Page and application data records:
========================================

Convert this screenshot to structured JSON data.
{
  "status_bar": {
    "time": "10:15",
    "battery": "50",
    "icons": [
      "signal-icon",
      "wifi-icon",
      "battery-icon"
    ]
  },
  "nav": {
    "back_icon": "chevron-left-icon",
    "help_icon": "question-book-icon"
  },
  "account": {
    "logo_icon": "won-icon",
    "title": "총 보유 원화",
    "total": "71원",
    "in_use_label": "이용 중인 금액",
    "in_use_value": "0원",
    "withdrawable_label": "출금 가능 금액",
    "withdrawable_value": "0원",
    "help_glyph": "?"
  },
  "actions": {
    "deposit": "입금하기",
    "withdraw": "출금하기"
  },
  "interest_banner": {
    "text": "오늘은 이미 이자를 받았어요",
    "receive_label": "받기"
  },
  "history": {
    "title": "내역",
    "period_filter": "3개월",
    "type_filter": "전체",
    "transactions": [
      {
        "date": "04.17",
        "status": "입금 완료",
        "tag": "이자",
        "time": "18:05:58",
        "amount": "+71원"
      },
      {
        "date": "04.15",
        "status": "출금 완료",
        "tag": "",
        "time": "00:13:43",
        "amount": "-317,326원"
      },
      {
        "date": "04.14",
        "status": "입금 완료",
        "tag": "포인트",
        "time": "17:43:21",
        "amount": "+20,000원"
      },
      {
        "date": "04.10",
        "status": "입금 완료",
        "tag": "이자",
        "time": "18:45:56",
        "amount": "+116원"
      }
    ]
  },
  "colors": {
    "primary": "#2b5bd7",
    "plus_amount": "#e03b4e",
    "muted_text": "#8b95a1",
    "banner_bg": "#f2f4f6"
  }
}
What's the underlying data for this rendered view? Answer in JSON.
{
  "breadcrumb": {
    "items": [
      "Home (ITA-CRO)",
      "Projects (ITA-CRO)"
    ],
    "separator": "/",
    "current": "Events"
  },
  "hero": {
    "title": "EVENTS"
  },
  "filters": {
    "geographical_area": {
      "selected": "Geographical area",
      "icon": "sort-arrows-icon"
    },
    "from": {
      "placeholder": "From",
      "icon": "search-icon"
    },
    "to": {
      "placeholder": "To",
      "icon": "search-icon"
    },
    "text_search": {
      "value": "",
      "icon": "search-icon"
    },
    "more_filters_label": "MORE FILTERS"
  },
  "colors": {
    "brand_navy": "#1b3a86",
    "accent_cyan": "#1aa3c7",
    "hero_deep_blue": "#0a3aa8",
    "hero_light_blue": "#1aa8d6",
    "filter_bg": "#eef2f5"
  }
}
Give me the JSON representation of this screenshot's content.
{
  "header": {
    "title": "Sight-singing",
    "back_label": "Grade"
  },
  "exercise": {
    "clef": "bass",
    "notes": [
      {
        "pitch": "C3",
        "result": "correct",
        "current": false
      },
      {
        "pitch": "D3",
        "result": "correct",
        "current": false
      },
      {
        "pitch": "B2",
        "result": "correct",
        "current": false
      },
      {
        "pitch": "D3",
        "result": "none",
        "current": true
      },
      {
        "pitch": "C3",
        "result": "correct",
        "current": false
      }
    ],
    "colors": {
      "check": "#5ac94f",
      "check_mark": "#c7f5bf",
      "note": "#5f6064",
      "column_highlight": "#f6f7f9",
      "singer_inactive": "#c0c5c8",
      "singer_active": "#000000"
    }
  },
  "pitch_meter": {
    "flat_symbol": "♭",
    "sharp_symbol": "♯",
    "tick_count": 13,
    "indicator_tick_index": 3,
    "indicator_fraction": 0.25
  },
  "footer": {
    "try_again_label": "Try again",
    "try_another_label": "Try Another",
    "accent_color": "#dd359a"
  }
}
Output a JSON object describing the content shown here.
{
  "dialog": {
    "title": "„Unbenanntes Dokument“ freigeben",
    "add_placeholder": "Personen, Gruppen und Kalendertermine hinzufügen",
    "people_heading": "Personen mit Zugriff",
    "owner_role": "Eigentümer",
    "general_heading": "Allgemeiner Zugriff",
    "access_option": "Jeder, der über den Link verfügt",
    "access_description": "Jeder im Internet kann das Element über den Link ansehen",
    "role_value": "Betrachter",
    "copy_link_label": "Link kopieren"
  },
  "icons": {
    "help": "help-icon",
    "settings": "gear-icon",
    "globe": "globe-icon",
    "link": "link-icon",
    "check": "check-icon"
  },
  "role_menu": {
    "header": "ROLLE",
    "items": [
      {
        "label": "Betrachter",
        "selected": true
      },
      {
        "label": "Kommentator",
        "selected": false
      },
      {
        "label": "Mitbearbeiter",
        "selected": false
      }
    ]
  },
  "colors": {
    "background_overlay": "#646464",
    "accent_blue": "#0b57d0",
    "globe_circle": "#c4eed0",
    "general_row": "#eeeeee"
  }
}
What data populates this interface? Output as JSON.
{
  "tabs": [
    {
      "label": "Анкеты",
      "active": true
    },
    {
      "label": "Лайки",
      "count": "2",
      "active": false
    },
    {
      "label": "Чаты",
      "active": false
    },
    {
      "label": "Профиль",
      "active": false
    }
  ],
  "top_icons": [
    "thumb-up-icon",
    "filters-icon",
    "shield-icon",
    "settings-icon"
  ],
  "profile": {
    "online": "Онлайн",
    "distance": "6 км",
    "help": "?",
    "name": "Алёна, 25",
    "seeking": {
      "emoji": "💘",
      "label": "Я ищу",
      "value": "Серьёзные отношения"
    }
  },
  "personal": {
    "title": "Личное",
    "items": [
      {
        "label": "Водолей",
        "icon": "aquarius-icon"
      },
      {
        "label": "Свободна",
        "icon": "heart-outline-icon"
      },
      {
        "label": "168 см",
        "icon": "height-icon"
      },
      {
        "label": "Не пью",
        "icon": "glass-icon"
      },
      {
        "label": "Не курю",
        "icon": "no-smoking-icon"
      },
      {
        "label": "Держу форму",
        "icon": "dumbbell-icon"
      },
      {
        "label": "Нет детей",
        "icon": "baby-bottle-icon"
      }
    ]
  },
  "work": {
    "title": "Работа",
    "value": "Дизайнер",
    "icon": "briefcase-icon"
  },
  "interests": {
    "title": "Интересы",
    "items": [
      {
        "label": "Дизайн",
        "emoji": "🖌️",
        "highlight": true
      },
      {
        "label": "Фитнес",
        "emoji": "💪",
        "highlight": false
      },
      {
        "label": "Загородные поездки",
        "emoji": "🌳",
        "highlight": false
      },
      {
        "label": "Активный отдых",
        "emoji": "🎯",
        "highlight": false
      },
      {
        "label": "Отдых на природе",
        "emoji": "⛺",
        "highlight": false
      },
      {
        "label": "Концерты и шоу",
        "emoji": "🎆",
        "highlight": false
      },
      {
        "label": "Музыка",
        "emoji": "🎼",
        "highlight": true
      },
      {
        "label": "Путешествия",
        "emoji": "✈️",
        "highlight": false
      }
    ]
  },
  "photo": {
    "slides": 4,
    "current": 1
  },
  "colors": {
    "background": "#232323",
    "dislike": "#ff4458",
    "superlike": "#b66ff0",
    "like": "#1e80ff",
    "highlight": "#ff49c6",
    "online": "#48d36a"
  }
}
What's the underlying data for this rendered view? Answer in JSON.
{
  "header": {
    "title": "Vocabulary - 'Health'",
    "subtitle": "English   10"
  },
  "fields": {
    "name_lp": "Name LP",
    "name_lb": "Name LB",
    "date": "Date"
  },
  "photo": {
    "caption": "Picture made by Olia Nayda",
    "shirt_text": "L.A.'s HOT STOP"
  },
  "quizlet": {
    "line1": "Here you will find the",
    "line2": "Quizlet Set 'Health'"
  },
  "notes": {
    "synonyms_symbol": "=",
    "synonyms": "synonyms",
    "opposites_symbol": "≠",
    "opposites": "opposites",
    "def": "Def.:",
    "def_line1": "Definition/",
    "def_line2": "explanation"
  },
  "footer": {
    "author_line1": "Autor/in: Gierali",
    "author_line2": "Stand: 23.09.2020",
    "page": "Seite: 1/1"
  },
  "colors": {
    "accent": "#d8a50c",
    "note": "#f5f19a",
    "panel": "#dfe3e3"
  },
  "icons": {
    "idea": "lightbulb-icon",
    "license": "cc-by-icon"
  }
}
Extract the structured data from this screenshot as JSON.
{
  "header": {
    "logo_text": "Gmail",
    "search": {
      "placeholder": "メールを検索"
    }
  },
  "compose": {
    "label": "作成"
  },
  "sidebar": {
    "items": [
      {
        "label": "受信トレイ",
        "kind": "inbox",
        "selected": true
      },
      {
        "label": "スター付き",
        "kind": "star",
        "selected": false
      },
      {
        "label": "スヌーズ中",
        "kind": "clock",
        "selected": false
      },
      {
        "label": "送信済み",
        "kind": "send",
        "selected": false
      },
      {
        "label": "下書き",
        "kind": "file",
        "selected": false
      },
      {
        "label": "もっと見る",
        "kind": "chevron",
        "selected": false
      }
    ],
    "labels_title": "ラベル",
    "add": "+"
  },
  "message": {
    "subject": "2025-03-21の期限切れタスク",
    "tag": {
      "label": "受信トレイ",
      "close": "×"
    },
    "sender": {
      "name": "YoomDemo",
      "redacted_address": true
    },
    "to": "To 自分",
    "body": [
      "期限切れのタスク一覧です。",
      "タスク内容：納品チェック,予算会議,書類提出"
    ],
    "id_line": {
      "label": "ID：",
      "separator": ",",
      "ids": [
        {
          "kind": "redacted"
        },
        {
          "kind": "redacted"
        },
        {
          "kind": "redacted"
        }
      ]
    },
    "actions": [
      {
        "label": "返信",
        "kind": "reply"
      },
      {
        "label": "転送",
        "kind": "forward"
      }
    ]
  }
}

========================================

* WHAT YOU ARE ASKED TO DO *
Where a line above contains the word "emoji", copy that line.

* ANSWER FOR THIS EXERCISE *
      "emoji": "💘",
        "emoji": "🖌️",
        "emoji": "💪",
        "emoji": "🌳",
        "emoji": "🎯",
        "emoji": "⛺",
        "emoji": "🎆",
        "emoji": "🎼",
        "emoji": "✈️",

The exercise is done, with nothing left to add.